“These results supported the design of the ongoing U.S. Phase II ATHENA trial that is evaluating a similar patient population,” said Steven Kesten , M.D., Chief Medical Officer for Cytori. “We are encouraged by the sustained effects in functional endpoints, particularly MVO2, which is a relevant clinical endpoint in heart disease, and is an aid in directing treatment options, such as assist devices or heart transplant. We look forward to reporting the initial six-month results from the ATHENA trial.”

Additionally, other data trends in this study suggest that ADRC therapy may have a modest beneficial effect in stabilization of the heart scar tissue. To understand the meaning of this benefit, remember that ischemic heart disease might also be known as coronary artery disease (CAD), atherosclerotic heart disease, or coronary heart disease. Ischemic Heart Disease is the most common type of heart disease and cause of heart attacks. This disease is typically caused by plaque build up along the inner walls of the arteries of the heart, which leads to narrowing of the arteries and reduction of blood flow to the heart. After a heart attack, the region of the heart that was deprived of oxygen for a period time dies and the dead heart muscle tissue is replaced by scar tissue that contracts over time, but does not contract or conduct heartbeat impulses. In this study, the scar mass of the left ventricle remained consistent in ADRC-treated patients at six months compared to an increase in control patients. This suggests that ADRCs may prevent scar tissue from increasing. Other endpoints such as ventricular volumes and ejection fraction showed inconsistent findings.

In the PRECISE trial, all patients were treated with standard-of-care and subsequently underwent a liposuction procedure. Each patient’s adipose tissue was processed using Cytori’s proprietary Celution® System to prepare the cell therapy. Cells (n=21) or placebo (n=6) were injected into areas of the heart muscle that were severely damaged but still viable and reversible using the NOGA XP System.

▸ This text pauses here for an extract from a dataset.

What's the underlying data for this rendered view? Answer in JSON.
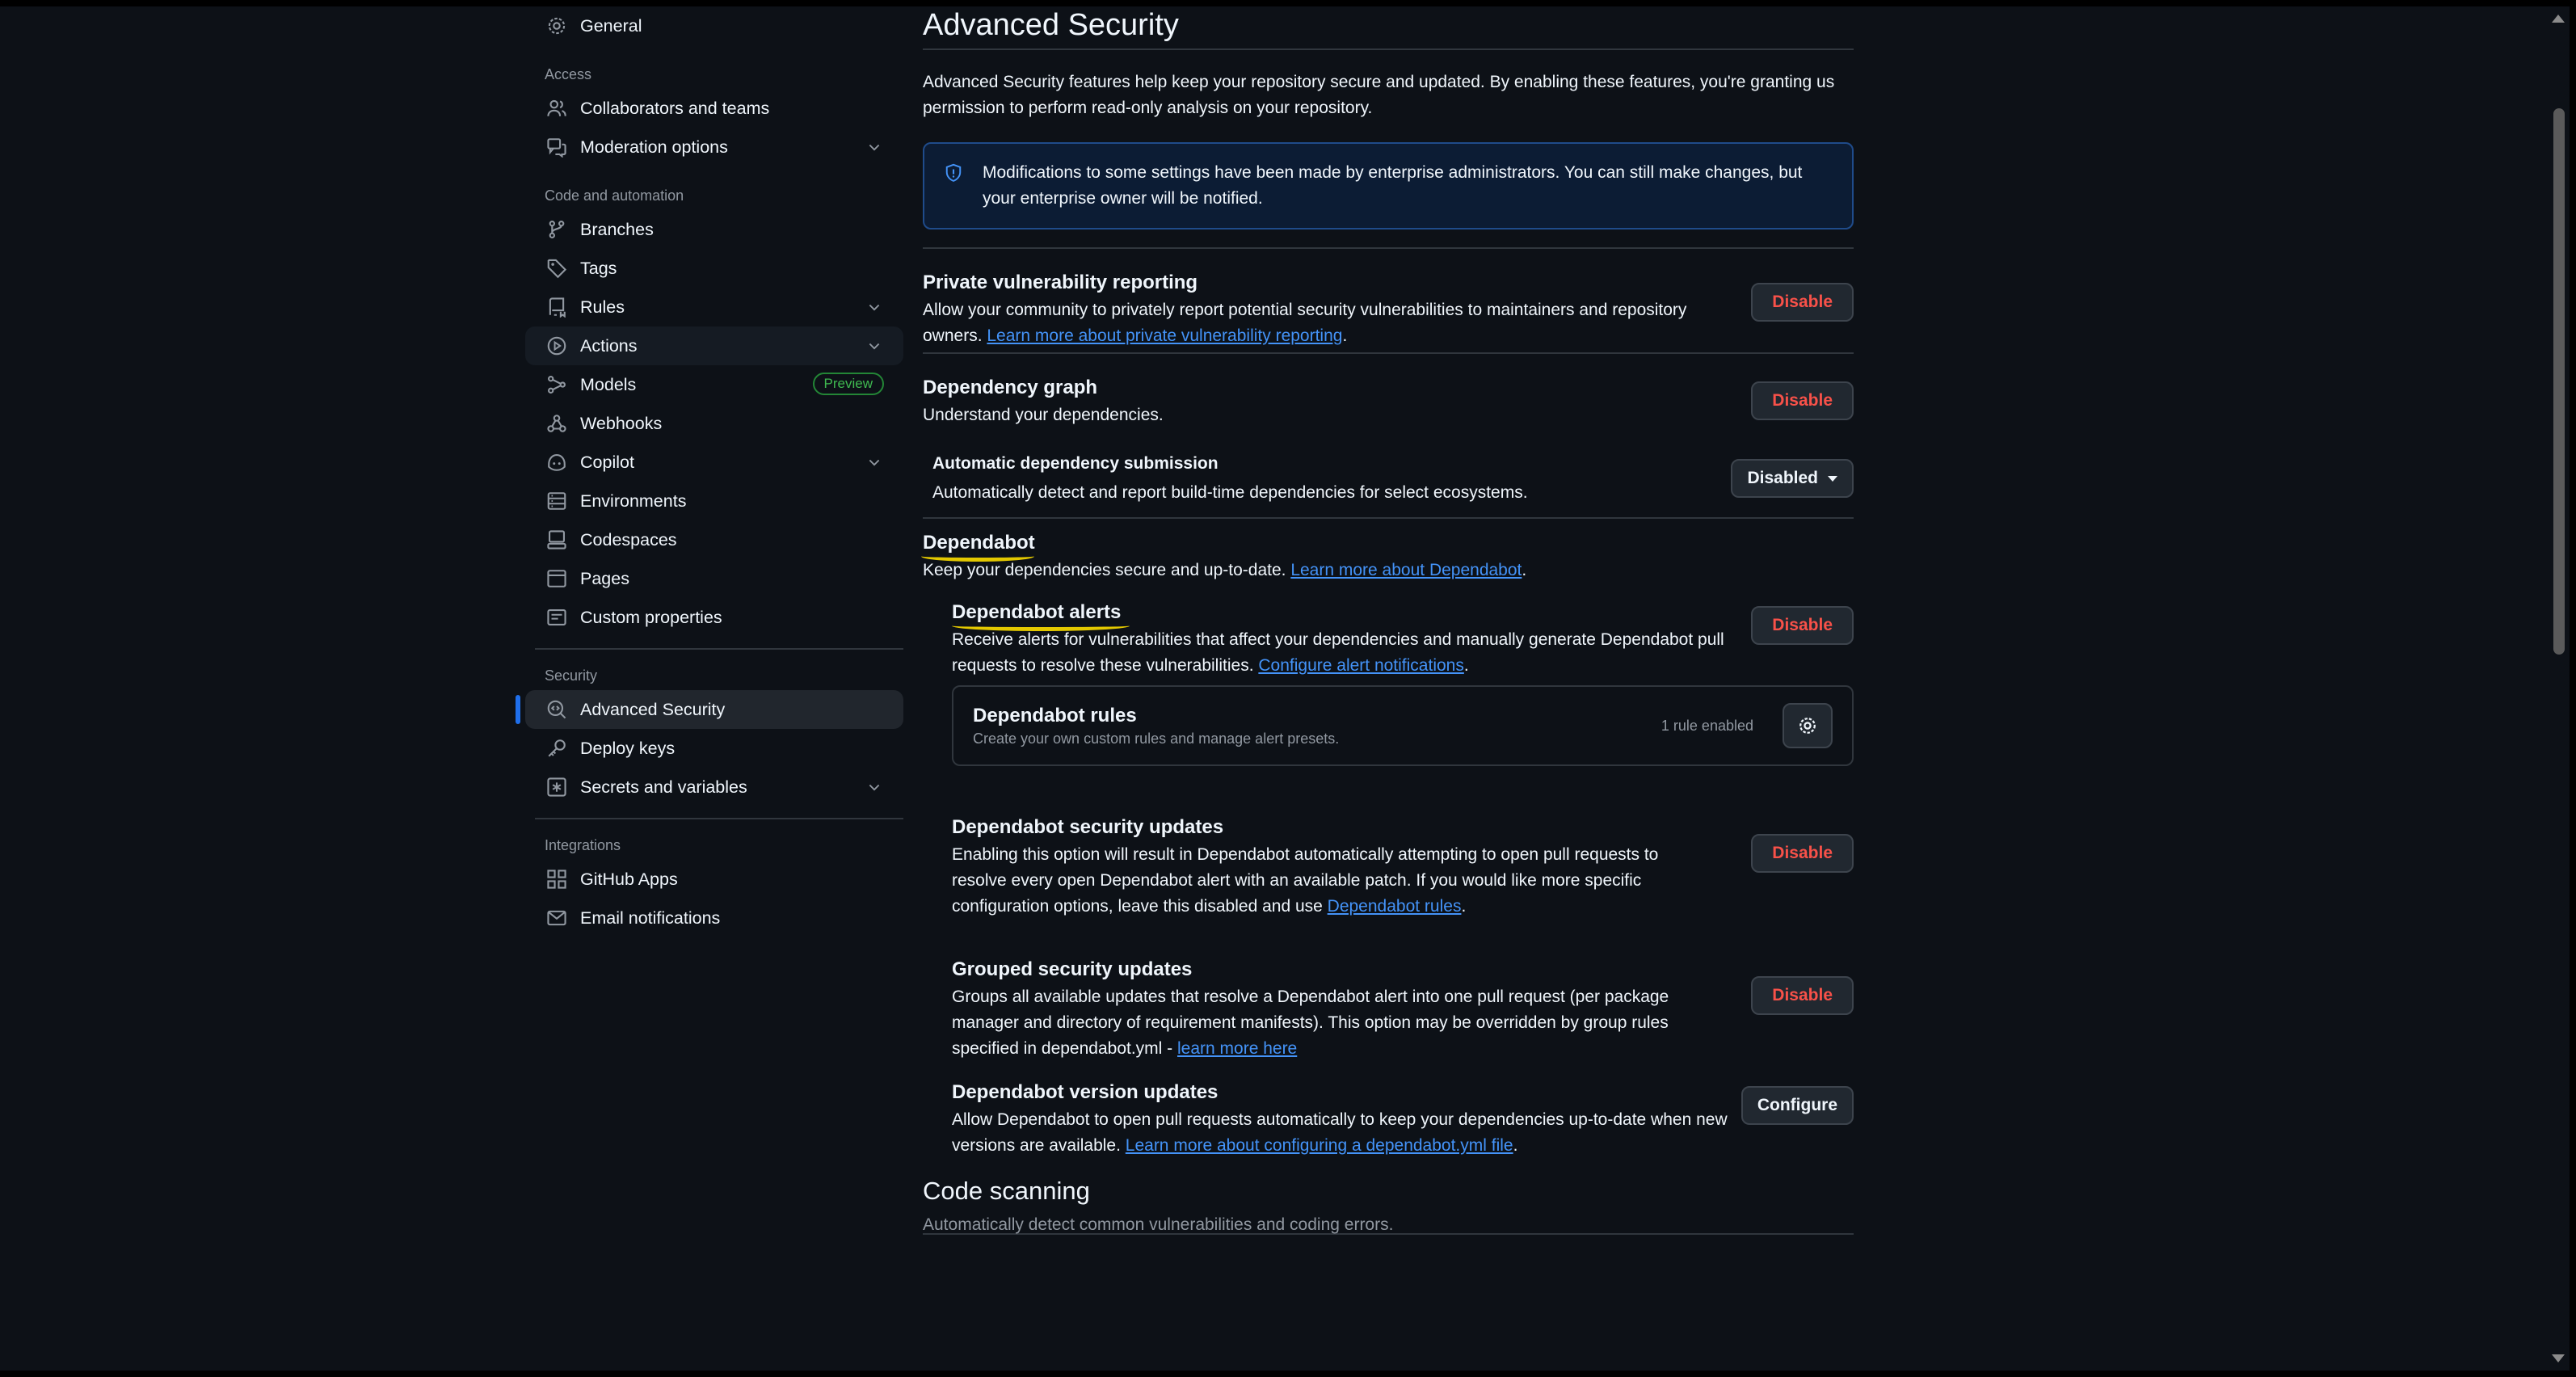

Cytori is currently enrolling patients in the U.S. ATHENA and ATHENA II trials, both 45 patient prospective, randomized, double-blind, placebo-controlled trials investigating a lower and a higher dose, respectively, of Cytori Cell Therapy in a similar patient population as PRECISE.

The PRECISE study is a small study, but the fact that it was double-blinded and placebo controlled makes it an important study. The experimental group showed a clear stabilization of maximum oxygen consumption as opposed to the control group, whose exercise tolerance decreased during the course of the trial. This is potentially significant.  The ADRCs could be preventing the heart from enlarging as a result of working harder.

Questions, however, remain.  For example, is this a short-term effect or does it maintain its effect over the long-term period? To answer that, patient follow-up is necessary. Second, the other physiological parameters showed confusing outcomes (ejection fraction, end-diastolic volume, and so on).  If the ADRCs are truly helping the heart function better, then why don’t the physiological parameters used to measure heart function show some semblance of improvement?  The stabilization of the maximum oxygen consumption stabilization might not mean much in retrospect if it is short-term.

A larger trial like the ATHENA study will be more powerful. Hopefully these PRECISE patients will be followed and examined several years after the treatment to determine the duration of the ADR-provided benefits.